After reading the data below, copy out every line that contains the word "this".
[Start of Attachment]
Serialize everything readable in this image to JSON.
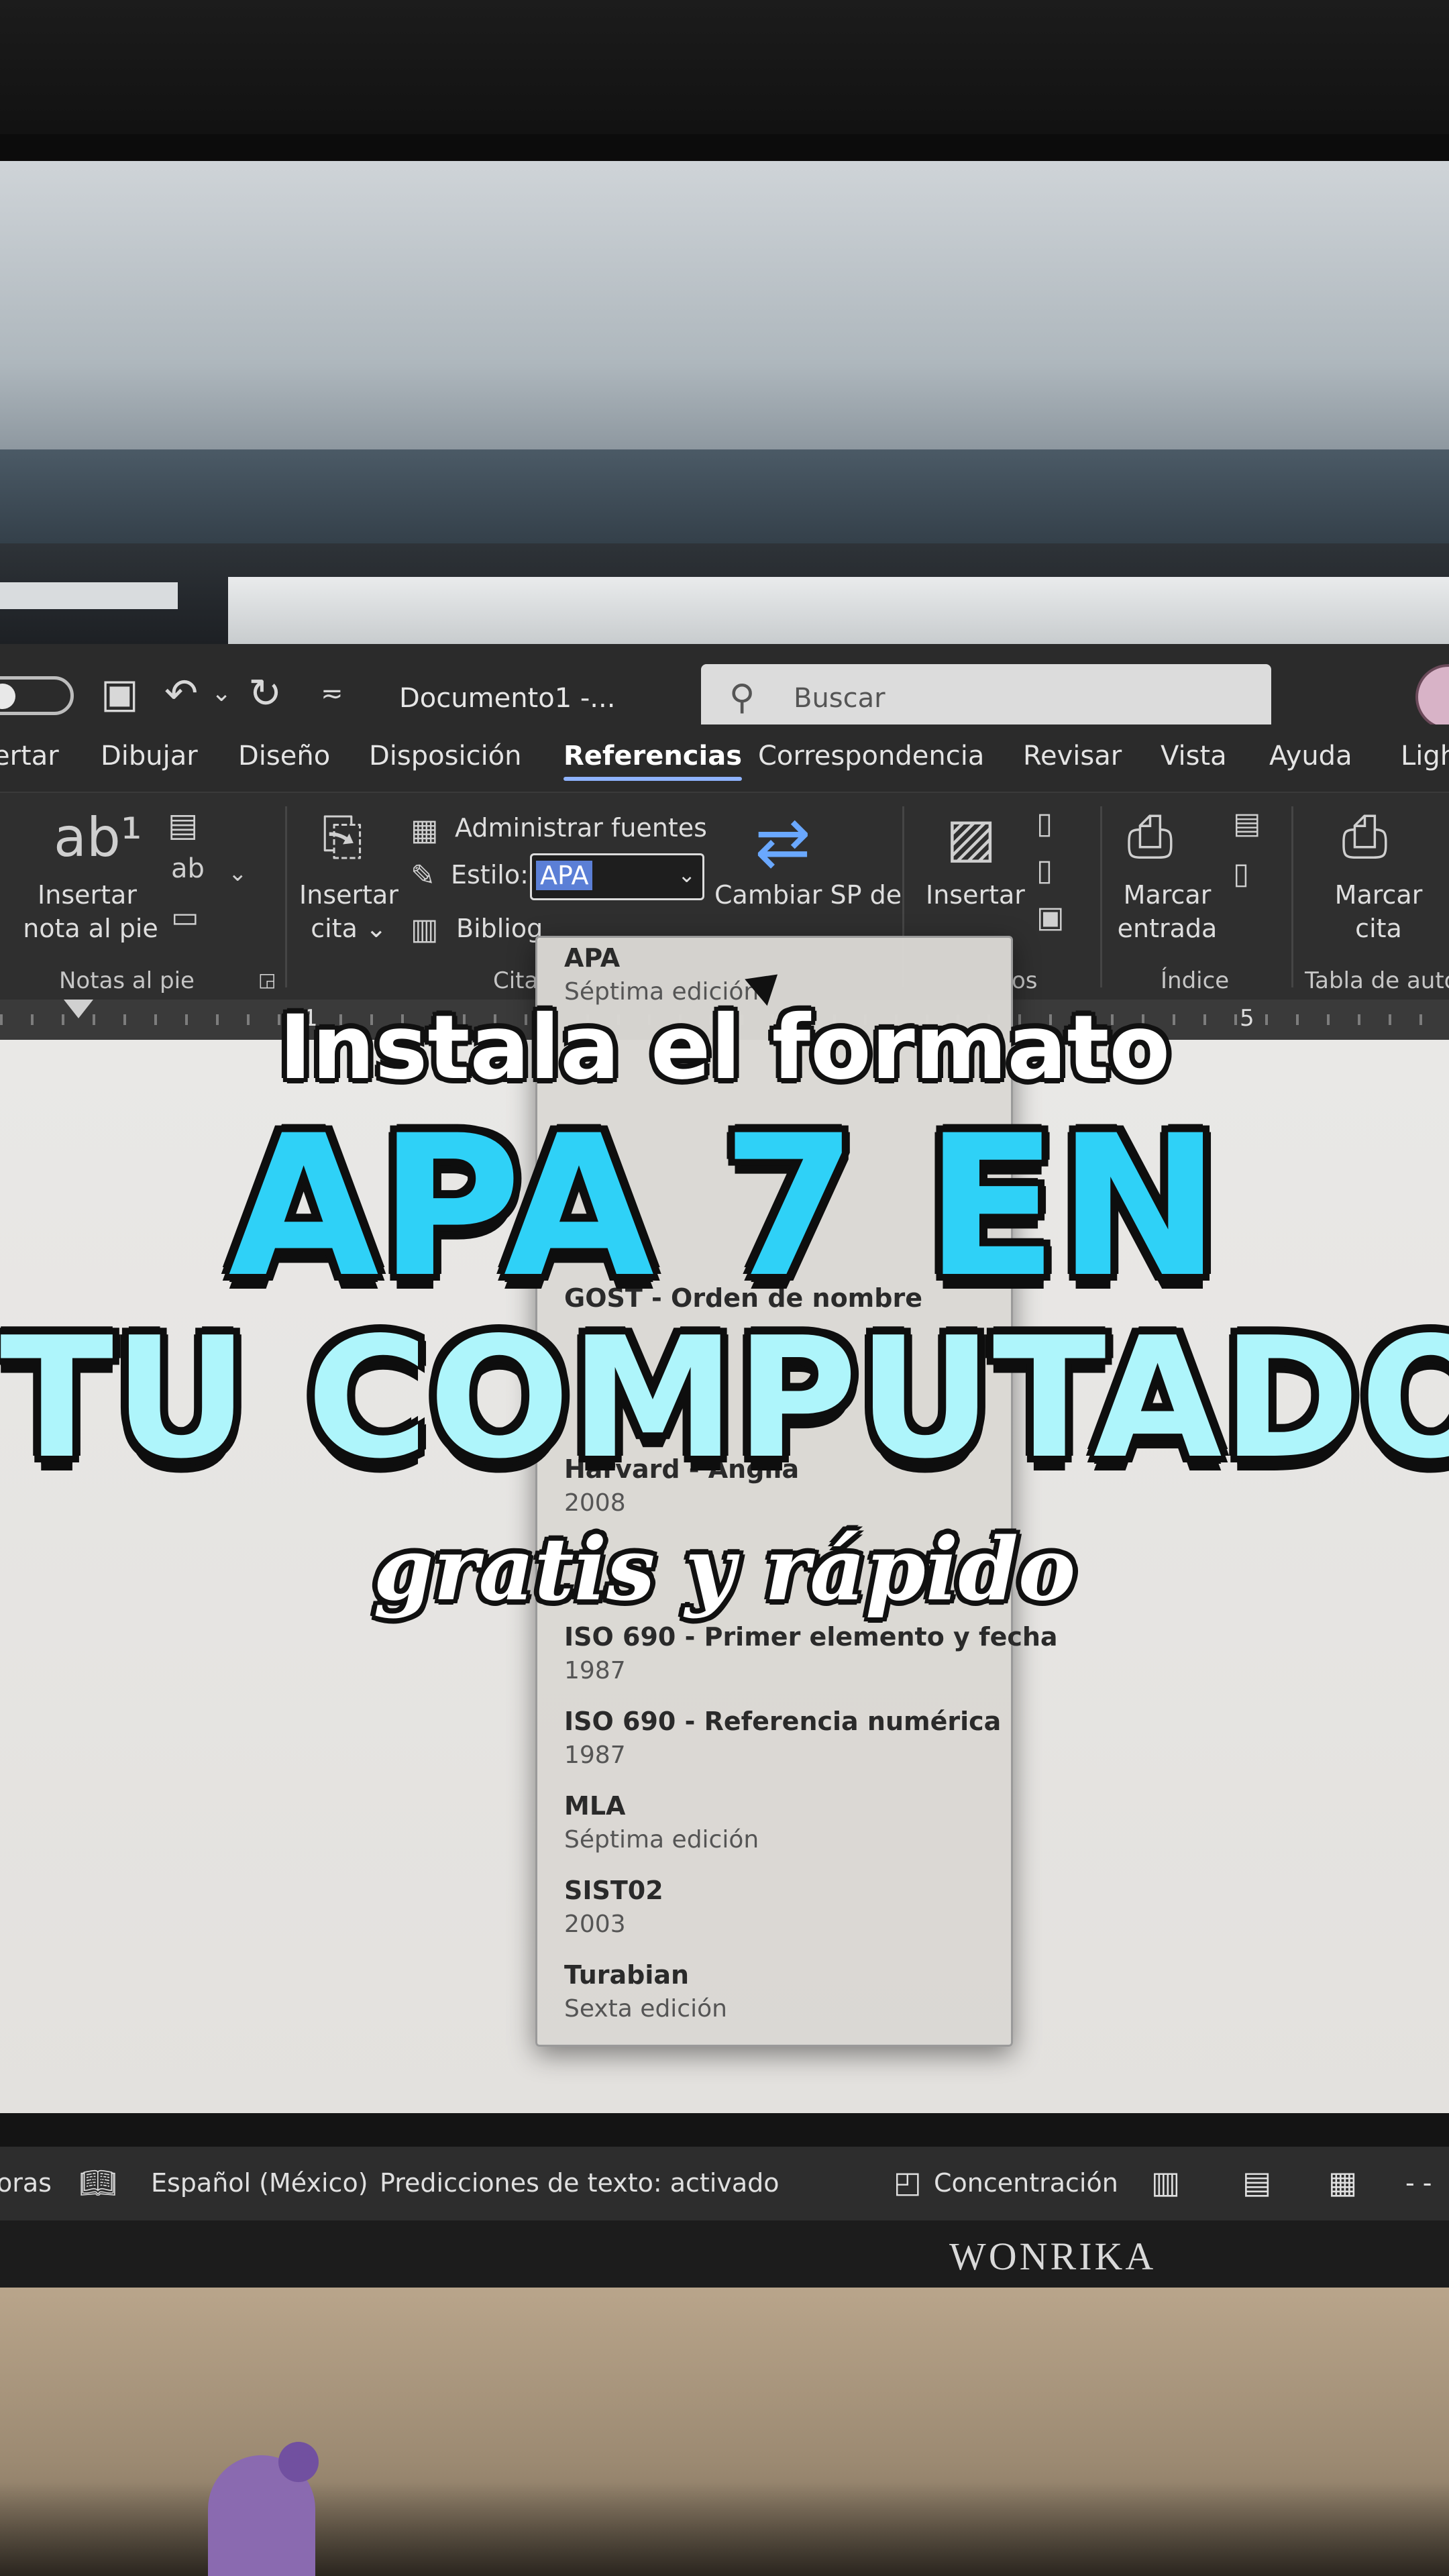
{
  "window": {
    "doc_title": "Documento1 -...",
    "search_placeholder": "Buscar"
  },
  "tabs": [
    {
      "label": "ertar"
    },
    {
      "label": "Dibujar"
    },
    {
      "label": "Diseño"
    },
    {
      "label": "Disposición"
    },
    {
      "label": "Referencias"
    },
    {
      "label": "Correspondencia"
    },
    {
      "label": "Revisar"
    },
    {
      "label": "Vista"
    },
    {
      "label": "Ayuda"
    },
    {
      "label": "Ligh"
    }
  ],
  "ribbon": {
    "insert_footnote_line1": "Insertar",
    "insert_footnote_line2": "nota al pie",
    "footnotes_group": "Notas al pie",
    "insert_citation_line1": "Insertar",
    "insert_citation_line2": "cita ⌄",
    "manage_sources": "Administrar fuentes",
    "style_label": "Estilo:",
    "style_value": "APA",
    "bibliography": "Bibliog",
    "citations_group": "Cita",
    "change_sp": "Cambiar SP de",
    "insert_caption": "Insertar",
    "captions_group": "os",
    "mark_entry_line1": "Marcar",
    "mark_entry_line2": "entrada",
    "index_group": "Índice",
    "mark_citation_line1": "Marcar",
    "mark_citation_line2": "cita",
    "authorities_group": "Tabla de auto"
  },
  "ruler": {
    "mark1": "1",
    "mark5": "5"
  },
  "dropdown": {
    "items": [
      {
        "name": "APA",
        "sub": "Séptima edición"
      },
      {
        "name": "GOST - Orden de nombre",
        "sub": ""
      },
      {
        "name": "Harvard - Anglia",
        "sub": "2008"
      },
      {
        "name": "ISO 690 - Primer elemento y fecha",
        "sub": "1987"
      },
      {
        "name": "ISO 690 - Referencia numérica",
        "sub": "1987"
      },
      {
        "name": "MLA",
        "sub": "Séptima edición"
      },
      {
        "name": "SIST02",
        "sub": "2003"
      },
      {
        "name": "Turabian",
        "sub": "Sexta edición"
      }
    ]
  },
  "status": {
    "left_partial": "oras",
    "language": "Español (México)",
    "predictions": "Predicciones de texto: activado",
    "focus": "Concentración",
    "zoom_minus": "- -"
  },
  "monitor_brand": "WONRIKA",
  "overlay": {
    "line1": "Instala el formato",
    "line2": "APA 7 EN",
    "line3": "TU COMPUTADORA",
    "line4": "gratis y rápido"
  },
  "colors": {
    "accent_blue": "#2fd1f7",
    "accent_light": "#aef5fb",
    "tab_underline": "#8fb3ff"
  }
}
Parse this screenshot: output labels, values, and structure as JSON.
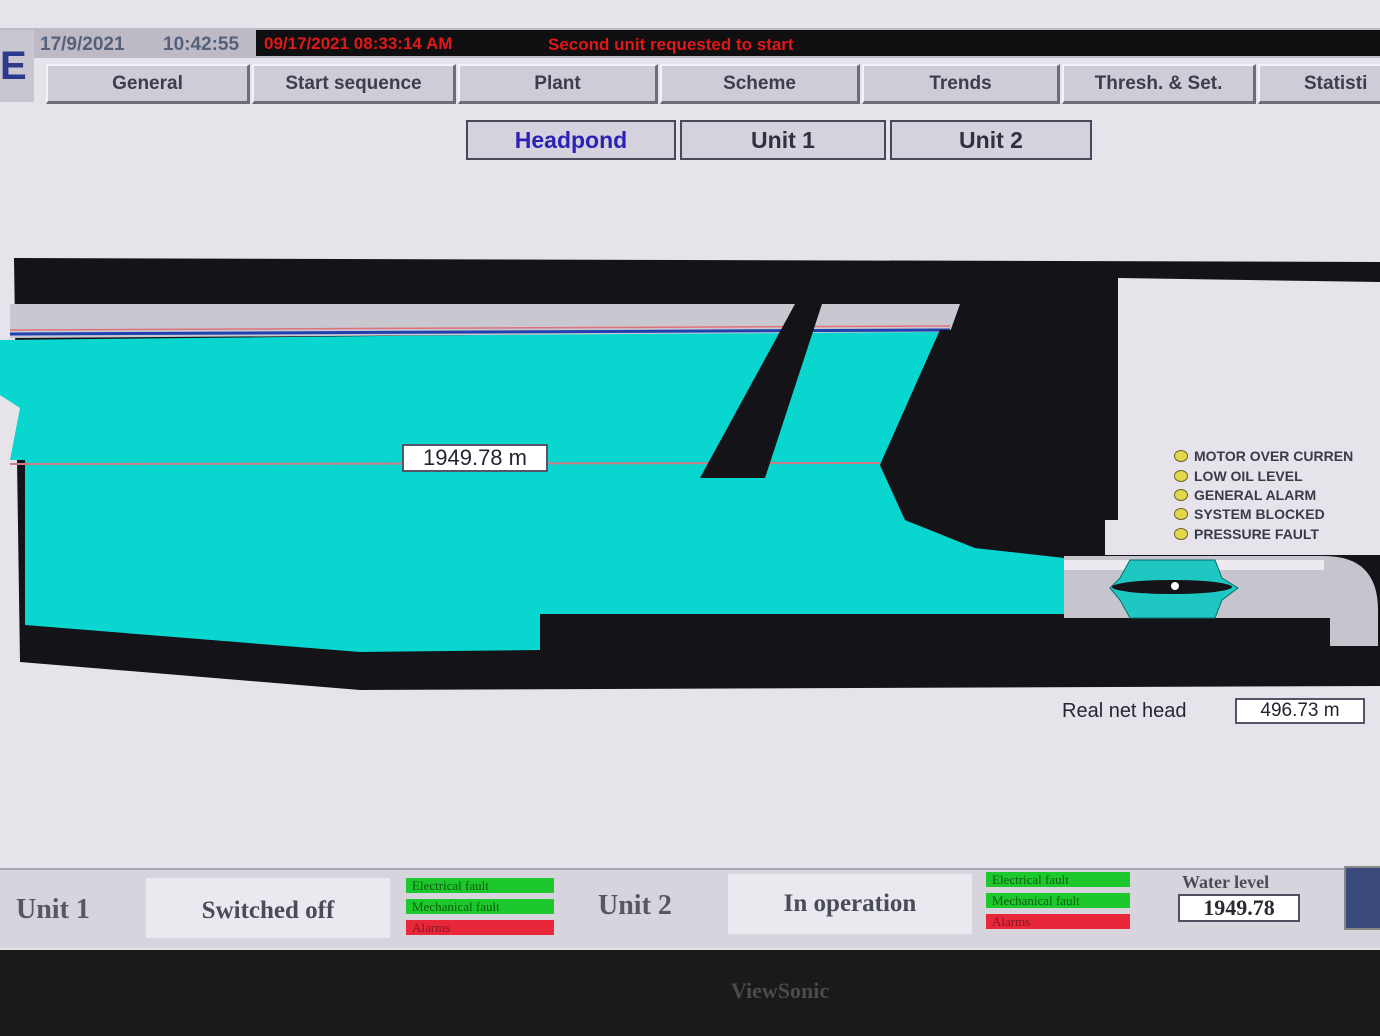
{
  "header": {
    "date": "17/9/2021",
    "time": "10:42:55",
    "alarm_timestamp": "09/17/2021 08:33:14 AM",
    "alarm_message": "Second unit requested to start",
    "logo_letter": "E"
  },
  "nav": {
    "tabs": [
      "General",
      "Start sequence",
      "Plant",
      "Scheme",
      "Trends",
      "Thresh. & Set.",
      "Statisti"
    ]
  },
  "subnav": {
    "tabs": [
      "Headpond",
      "Unit 1",
      "Unit 2"
    ],
    "active": "Headpond"
  },
  "scheme": {
    "headpond_level": "1949.78 m",
    "real_net_head_label": "Real net head",
    "real_net_head_value": "496.73 m",
    "indicators": [
      "MOTOR OVER CURREN",
      "LOW OIL LEVEL",
      "GENERAL ALARM",
      "SYSTEM BLOCKED",
      "PRESSURE FAULT"
    ],
    "water_color": "#08d6cf",
    "indicator_color": "#e2d84a"
  },
  "units": [
    {
      "name": "Unit 1",
      "state": "Switched off",
      "flags": [
        "Electrical fault",
        "Mechanical fault",
        "Alarms"
      ]
    },
    {
      "name": "Unit 2",
      "state": "In operation",
      "flags": [
        "Electrical fault",
        "Mechanical fault",
        "Alarms"
      ]
    }
  ],
  "water_level": {
    "label": "Water level",
    "value": "1949.78"
  },
  "monitor": {
    "brand": "ViewSonic"
  }
}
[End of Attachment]
- **Output**
Serialize everything readable in this image to JSON.
Parse this screenshot: output labels, values, and structure as JSON.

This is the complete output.